WHAT THE EXERCISE ASKS> Collect every line below that contains the word "name".

THE DATA>

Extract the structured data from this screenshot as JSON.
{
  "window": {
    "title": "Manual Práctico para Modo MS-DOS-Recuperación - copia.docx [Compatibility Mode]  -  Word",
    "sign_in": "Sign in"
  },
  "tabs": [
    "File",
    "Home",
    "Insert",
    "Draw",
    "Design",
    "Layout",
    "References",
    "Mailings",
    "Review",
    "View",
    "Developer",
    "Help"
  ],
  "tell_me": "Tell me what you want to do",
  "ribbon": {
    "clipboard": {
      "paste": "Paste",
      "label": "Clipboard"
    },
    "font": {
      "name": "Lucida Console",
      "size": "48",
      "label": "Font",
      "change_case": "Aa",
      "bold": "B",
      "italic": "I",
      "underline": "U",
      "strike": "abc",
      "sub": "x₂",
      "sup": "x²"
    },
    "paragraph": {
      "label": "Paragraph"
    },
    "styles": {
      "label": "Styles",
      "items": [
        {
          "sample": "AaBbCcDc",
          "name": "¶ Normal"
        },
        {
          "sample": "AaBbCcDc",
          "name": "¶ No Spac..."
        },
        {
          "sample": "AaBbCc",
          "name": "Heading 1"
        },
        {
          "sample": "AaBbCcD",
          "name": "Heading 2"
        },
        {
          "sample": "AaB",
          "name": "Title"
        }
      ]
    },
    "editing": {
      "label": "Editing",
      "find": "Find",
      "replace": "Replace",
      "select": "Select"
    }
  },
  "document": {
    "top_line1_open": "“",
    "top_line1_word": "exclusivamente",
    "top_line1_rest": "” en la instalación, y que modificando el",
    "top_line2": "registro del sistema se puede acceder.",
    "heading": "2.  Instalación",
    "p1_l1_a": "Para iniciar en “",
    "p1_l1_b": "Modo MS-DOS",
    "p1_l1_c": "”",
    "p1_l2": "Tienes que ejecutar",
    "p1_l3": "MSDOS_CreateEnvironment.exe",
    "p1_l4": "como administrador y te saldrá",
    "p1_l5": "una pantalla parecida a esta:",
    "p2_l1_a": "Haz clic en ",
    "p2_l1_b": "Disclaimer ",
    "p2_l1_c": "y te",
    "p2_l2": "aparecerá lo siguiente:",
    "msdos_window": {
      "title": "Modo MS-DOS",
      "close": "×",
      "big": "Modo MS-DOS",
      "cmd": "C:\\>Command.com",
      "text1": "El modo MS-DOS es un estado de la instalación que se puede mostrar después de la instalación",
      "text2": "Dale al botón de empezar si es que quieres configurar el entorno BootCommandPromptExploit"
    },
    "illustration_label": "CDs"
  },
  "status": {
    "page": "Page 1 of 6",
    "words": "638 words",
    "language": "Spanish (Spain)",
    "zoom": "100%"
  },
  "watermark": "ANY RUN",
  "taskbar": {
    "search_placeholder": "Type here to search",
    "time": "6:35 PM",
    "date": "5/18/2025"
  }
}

RESPONSE FOR THIS EXERCISE>
      "name": "Lucida Console",
          "name": "¶ Normal"
          "name": "¶ No Spac..."
          "name": "Heading 1"
          "name": "Heading 2"
          "name": "Title"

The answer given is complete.